Professor Simons is a specialist in the chemical engineering at the University College London and director of its Centre for CO2 Technology. He is currently on a global research fellowship with the Royal Academy of Engineering that includes time at Australia's Co-operative Centre for Greenhouse Gas Technologies, which is leading research into CCS.

However, he says CCS research (which accounts for more than half of the funds promised by the Australian government for clean energy technologies) is soaking up time, resources and funding that could be better applied in securing a low carbon future. He says CO2, capture is not fit for post-combustion at a large scale and therefore most existing fossil fuel plants but the real problem lies in technical and legal issues around storage. There will be a role for CCS, he says, but not as broad as its supporters make out.

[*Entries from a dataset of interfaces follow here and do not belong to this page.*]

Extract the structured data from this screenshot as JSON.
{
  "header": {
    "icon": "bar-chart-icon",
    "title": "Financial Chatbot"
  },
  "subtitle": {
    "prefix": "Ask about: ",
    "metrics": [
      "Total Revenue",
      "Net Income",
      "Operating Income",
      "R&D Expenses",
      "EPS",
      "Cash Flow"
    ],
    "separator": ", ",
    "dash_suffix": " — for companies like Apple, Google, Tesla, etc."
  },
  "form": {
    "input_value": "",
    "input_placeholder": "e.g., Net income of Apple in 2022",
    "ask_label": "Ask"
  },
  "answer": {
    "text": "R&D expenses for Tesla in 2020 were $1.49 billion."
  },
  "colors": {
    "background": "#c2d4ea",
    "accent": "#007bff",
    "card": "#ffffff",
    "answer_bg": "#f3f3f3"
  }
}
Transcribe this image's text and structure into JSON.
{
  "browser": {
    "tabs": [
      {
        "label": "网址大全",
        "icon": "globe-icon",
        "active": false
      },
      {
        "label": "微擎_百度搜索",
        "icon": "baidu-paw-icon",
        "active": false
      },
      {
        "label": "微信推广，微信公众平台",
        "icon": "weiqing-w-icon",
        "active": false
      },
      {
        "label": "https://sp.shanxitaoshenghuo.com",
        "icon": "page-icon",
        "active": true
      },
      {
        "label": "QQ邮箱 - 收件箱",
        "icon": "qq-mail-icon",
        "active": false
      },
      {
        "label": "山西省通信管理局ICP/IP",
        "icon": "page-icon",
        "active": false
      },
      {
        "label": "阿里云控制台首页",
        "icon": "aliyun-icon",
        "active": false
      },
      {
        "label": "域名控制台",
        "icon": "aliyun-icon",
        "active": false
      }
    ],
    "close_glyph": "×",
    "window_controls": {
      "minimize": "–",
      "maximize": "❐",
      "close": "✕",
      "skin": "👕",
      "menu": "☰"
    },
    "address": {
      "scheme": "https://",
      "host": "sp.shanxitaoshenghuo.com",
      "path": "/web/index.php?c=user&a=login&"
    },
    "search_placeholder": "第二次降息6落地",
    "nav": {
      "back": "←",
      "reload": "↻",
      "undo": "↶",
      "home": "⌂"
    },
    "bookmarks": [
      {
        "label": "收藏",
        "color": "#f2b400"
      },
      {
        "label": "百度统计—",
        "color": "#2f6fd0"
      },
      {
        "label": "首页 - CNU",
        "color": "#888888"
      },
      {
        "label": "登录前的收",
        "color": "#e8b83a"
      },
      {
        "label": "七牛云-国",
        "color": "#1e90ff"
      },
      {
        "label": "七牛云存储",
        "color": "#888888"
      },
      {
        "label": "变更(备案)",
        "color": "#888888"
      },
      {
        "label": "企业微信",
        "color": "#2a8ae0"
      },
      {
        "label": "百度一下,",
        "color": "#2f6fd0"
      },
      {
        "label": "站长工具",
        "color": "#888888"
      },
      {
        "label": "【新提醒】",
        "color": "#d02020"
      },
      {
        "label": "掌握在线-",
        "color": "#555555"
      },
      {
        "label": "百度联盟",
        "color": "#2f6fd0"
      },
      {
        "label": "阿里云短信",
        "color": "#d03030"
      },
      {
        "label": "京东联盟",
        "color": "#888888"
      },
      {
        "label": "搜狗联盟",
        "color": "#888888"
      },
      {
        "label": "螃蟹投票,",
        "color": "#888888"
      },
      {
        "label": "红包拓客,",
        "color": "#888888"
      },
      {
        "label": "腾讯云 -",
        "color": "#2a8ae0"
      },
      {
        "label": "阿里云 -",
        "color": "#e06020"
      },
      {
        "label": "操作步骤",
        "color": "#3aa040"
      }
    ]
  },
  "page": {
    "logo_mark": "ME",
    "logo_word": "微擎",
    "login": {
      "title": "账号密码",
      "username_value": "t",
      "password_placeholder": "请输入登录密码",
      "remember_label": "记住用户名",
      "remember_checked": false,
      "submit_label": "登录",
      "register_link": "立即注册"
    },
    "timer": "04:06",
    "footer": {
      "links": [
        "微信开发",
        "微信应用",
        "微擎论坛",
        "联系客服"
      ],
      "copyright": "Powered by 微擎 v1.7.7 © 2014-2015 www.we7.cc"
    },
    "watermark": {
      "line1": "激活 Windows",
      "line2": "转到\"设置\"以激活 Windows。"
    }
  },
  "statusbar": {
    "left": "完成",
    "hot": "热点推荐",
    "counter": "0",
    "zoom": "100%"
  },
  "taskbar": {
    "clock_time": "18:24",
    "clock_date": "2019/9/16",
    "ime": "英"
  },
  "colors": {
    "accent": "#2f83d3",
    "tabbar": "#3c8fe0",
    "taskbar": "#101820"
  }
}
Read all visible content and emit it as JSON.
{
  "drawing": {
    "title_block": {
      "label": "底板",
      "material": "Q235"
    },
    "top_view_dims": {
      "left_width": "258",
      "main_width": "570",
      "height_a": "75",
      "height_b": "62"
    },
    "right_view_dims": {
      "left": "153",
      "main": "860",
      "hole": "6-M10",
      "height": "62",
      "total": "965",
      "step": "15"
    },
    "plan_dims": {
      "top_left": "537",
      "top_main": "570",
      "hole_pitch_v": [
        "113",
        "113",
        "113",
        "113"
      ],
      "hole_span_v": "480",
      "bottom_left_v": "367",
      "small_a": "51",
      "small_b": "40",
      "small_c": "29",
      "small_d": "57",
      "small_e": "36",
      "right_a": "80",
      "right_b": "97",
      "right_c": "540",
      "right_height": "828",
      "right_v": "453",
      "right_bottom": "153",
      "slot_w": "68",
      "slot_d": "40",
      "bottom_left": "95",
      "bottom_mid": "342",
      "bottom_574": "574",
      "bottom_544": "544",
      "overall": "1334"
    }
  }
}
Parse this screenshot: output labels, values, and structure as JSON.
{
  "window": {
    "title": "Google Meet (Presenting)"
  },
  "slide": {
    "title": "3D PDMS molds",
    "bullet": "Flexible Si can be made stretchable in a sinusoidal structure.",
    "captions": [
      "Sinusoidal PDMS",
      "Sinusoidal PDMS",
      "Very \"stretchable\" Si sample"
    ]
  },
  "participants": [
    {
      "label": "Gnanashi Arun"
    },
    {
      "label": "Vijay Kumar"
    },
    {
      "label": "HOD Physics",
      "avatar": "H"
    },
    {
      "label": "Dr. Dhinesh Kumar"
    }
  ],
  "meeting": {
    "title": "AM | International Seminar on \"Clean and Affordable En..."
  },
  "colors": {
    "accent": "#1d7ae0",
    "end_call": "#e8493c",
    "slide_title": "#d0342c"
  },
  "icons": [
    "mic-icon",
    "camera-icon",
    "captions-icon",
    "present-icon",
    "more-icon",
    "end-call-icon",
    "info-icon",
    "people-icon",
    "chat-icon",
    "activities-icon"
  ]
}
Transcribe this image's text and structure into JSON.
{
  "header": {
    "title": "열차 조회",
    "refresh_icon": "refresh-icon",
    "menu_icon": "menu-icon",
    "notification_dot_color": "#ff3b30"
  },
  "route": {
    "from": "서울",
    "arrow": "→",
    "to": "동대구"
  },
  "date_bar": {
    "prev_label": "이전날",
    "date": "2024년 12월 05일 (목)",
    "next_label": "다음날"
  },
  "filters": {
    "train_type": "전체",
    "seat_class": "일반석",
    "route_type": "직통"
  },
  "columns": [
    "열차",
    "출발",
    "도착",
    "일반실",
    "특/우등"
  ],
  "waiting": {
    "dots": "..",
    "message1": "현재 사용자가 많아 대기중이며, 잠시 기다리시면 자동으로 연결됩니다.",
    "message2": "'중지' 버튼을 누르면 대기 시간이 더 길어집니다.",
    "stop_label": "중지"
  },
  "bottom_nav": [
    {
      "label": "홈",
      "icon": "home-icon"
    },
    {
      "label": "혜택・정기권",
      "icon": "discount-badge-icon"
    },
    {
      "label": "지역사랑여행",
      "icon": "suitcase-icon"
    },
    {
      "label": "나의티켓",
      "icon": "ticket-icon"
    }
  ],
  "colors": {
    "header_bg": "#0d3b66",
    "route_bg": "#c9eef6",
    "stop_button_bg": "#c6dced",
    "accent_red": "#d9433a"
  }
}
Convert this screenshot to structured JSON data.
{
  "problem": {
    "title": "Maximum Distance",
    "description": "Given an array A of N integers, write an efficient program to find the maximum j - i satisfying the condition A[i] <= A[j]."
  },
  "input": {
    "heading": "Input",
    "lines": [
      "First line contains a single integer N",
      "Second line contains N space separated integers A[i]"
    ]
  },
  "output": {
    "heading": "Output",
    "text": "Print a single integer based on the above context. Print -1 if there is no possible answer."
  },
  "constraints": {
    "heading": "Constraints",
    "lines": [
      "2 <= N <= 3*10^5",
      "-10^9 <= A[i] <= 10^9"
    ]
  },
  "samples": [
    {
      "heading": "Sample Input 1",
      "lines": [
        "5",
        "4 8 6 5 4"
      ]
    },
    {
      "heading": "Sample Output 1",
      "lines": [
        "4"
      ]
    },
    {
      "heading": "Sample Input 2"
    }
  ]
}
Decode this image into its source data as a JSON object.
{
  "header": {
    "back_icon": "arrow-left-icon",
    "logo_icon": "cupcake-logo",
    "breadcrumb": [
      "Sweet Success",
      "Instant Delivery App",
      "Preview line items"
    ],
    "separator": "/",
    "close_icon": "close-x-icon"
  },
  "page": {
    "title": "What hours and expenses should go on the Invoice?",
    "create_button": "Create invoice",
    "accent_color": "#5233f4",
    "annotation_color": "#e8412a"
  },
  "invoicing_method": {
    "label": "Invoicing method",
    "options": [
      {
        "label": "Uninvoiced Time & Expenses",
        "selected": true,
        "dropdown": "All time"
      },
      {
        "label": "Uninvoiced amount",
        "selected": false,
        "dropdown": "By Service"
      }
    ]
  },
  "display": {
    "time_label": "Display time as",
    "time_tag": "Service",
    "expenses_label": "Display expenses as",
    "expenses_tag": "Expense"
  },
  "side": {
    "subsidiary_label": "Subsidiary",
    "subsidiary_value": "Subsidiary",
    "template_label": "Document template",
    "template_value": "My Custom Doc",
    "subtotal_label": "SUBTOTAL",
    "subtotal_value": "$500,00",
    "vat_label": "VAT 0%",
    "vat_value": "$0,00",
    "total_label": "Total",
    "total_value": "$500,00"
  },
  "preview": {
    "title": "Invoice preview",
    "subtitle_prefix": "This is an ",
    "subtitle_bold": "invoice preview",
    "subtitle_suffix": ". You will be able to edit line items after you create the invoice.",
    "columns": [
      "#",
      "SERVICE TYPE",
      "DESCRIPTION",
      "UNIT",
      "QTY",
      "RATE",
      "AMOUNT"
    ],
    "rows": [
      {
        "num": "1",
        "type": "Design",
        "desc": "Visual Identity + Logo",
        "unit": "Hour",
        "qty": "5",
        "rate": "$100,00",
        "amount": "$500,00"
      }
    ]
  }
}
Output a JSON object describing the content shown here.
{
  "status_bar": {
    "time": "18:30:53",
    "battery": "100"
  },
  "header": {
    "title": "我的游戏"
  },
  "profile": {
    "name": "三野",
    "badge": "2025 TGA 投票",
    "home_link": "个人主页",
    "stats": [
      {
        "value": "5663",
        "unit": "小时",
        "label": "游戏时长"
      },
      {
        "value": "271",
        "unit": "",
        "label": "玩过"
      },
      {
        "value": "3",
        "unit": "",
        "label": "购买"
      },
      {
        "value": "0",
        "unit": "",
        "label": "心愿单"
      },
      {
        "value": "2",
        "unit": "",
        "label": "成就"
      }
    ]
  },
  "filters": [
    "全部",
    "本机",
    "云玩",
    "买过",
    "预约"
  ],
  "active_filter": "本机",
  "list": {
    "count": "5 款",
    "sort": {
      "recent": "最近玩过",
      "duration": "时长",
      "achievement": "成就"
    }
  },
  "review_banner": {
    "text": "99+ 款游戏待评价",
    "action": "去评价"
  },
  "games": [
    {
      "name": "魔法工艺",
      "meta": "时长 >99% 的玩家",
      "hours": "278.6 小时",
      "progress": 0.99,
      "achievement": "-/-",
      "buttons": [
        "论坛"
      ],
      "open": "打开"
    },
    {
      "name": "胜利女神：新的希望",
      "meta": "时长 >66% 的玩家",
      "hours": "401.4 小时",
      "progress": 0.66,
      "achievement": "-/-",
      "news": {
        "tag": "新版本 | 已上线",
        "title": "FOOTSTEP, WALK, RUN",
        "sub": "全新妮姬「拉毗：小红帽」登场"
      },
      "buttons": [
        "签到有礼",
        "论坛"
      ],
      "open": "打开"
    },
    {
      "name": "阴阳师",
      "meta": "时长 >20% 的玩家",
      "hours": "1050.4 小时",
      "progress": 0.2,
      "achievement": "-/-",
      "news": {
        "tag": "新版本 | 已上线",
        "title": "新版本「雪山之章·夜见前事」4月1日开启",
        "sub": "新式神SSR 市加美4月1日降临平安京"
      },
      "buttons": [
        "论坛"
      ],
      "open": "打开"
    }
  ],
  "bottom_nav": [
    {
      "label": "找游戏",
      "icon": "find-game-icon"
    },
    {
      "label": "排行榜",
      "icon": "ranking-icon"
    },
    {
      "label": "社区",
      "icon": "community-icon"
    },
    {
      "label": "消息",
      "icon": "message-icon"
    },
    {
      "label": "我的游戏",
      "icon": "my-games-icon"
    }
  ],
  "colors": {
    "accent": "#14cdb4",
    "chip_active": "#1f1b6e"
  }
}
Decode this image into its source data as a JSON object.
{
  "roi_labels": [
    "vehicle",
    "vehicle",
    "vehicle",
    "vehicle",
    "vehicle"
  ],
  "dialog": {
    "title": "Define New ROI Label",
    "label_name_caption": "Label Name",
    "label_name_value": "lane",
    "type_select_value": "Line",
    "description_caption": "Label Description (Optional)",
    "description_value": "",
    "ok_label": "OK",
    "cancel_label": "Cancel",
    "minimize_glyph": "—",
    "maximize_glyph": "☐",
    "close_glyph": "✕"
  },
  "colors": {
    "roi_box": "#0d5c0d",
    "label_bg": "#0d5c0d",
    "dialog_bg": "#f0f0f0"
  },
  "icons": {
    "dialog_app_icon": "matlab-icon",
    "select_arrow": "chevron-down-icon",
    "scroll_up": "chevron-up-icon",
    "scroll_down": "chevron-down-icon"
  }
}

"I challenge our energy policymakers to reassess whether large-scale deployment of CCS makes sense and whether we should continue to use fossil fuels as our primary energy source, or use these fossil resources to produce higher value forms of energy and chemicals.

"We could then replace fossil fuel electricity production with that from renewable sources, at the same time reducing the need for CCS. We also need to mature our thinking, our innovation and our chemical industry so that CO2 becomes a valuable resource, rather than a waste product in need of disposal."

This, Professor Simons says, could provide an opportunity for Australia to use its expertise in coal and gas to lead in the development of to new and existing chemicals from CO2, so that CO2, becomes a valuable feedstock rather than a waste product. "It needs new business models, and policy and market support. If the coal and gas industries do not change, where will they fit into a renewable energy driven society?"

Gas glut sparks concerns among 'clean coal' backers

Monday 5/4/2010 Page: 3

A LOOMING natural gas glut is raising fears that investment in "clean coal", seen by some as the saviour of our coal and power industries, will be put on the back burner. Amid ballooning gas supply and with possible falls in gas prices, a big supplier to utilities says investors could shy away from backing carbon capture and storage (CCS), which involves burying power station emissions underground.

Philippe Paelinck, director of CO2 product at Alstom, a global supplier to utilities, called the gas bubble the biggest threat to the development of carbon capture in the next five years. "I think if you look at the main threat to GCS in the coming five years, it is really gas," Mr Paelinck said last week in Sydney.

In the past two to three years, global gas reserves have surged after technological advances and increased demand made "unconventional" reserves commercially viable. Soaring demand has also increased the world's yearly supply of liquefied natural gas by 50% in the past two years. In Australia, this trend has manifested in the coal seam gas boom, which has attracted tens of billions in investment dollars from the world's oil giants.

"All of a sudden gas becomes a lot more available at an affordable price," he said. "If you have low gas prices, there will be a clear temptation - it's already there - to switch to power generation from gas." Alstom produces power generation equipment for both fossil fuel and renewable power stations. It is backing several CCS projects in Europe and America.

In Australia, which generates more than 80% of its power from coal, gas is expected to meet a growing share of generation needs, with investment in gas plants expected to cost $15 billion in the next decade. Consecutive governments have talked up the potential of CCS as a solution to cutting carbon, but the technology requires hefty subsidies to be economic.

Mr Paelinck said making "clean coal" viable depended on significant investments in the developed world, as emerging nations such as China were not pouring enough funds into the technology: "If we don't develop CCS because of gas in the US and in Europe, we won't have any CCS in the rest of the world - that's the problem."